"The struggle for justice should never be abandoned because of the apparent overwhelming power of those who seem invincible in their determination to hold on to it. That apparent power has, again and again, proved vulnerable to human qualities less measurable than bombs and dollars: moral fervor, determination, unity, organization, sacrifice, wit, ingenuity, courage, patience." ~Howard Zinn
We are constantly swimming in a sea of information, sometimes too much information. Intelligence agencies are continuously monitoring the activities of both governments and individuals, appearing to know everything about everyone. How remarkable, then, that major social upheavals can still take us completely by surprise. Tiananmen Square. The Berlin Wall. And now Egypt. Largely non-violent, these revolutionary events have changed the face of the globe, and nobody saw them coming. Even though the initial protests were quelled, Tiananmen Square proved a pivot point in China’s journey towards embracing capitalism and greater openness. The fall of the Berlin Wall cast its ripples throughout the Warsaw Pact nations, leading to the demise of the Soviet Union.
What sort of ripples will a newly democratic Egypt spread through the entire Arab world? It is much too soon to say, but it would be betting against history to underestimate its impact. I suspect that many other heads of state in the region are beginning to ponder Plan B. What millions of dollars spent and thousands of lives lost in warfare could not accomplish in the Middle East has now been achieved by young Egyptians with dreams of freedom and self-determination, walking with candles rather than marching with weapons.
American democracy in our time is at best a messy affair (as each election season reminds us) where special interest groups with deep pockets wield far too much influence. Democracy is an imperfect and dangerously vulnerable system of government. The only thing you can say it its favor is that the other systems are far worse. We take the best in democracy for granted and likely exaggerate its flaws. Our first response to what Egypt has accomplished should be one of deep gratitude for the blessing of democracy.
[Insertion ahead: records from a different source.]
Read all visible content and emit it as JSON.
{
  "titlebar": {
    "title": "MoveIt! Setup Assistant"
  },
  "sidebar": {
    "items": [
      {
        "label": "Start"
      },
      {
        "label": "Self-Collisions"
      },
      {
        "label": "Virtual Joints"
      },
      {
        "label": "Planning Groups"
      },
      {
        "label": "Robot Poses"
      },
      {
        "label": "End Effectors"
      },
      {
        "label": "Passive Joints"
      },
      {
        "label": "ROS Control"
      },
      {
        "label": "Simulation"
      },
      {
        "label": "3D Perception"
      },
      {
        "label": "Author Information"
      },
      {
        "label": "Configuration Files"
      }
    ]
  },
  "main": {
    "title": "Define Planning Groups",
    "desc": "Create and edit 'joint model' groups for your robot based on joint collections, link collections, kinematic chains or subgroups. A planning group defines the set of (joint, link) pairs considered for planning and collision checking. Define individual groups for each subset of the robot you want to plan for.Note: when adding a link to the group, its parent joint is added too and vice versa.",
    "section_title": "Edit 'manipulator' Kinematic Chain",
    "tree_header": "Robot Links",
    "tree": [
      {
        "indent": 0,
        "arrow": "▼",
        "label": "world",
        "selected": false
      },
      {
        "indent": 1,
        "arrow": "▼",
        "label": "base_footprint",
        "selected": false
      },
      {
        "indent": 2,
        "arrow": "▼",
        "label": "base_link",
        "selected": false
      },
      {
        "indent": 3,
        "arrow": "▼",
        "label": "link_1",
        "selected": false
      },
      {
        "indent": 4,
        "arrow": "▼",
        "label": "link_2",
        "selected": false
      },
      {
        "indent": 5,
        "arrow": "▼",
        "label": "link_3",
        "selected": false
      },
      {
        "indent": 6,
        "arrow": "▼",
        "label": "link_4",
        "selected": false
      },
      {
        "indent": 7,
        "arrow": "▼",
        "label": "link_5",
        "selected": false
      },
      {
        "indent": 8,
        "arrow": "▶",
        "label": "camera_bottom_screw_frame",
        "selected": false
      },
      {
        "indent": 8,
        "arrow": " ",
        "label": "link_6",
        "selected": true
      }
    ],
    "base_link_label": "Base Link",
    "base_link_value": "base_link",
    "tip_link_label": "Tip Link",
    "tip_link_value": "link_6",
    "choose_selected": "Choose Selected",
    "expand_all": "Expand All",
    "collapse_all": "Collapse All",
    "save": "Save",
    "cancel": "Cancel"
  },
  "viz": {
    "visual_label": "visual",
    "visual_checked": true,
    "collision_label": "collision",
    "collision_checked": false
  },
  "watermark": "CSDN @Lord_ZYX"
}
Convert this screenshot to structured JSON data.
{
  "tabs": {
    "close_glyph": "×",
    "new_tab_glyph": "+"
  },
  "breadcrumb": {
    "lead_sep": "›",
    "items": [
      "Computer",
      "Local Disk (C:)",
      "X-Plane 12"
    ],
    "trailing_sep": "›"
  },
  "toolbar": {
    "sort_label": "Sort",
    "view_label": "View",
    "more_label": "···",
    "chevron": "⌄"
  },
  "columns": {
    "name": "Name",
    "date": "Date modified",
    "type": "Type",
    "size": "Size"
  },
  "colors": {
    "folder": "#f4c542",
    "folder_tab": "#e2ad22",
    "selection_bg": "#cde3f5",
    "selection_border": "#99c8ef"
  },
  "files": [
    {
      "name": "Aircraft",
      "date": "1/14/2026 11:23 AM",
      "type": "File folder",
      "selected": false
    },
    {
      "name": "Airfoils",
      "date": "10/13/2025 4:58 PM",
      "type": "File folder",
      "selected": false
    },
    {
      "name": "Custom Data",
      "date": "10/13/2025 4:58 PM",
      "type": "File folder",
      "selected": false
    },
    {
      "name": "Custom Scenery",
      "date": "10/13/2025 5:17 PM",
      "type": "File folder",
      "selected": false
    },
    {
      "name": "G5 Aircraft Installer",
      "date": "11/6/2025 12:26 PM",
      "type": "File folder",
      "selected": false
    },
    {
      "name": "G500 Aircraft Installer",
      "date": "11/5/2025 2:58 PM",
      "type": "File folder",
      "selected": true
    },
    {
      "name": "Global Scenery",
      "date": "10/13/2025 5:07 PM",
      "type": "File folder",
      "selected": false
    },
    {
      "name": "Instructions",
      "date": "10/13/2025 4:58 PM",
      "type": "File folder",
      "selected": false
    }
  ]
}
The second should be renewed determination to make American democracy worthy of imitation by those who hunger for this blessing (we have some work to do on that one).
It is interesting to reflect on the role of communications technology in these dramatic social upheavals; faxes and emails in the first two, and social media in Egypt. It appears that the entire Egyptian revolution began with a single Facebook page. The free exchange of ideas and information has always been the most formidable enemy of dictatorship, and we have now reached the technological threshold where even the most sophisticated government censors cannot seal their borders from the world. The next time I find myself griping about the pointless frivolity of Facebook I will remind myself of its very real power and potential as a force for freedom and justice. Were I in charge of American foreign policy and military power, I would build fewer tanks and make more Facebook “friends.”
Work and Dementia
2 years ago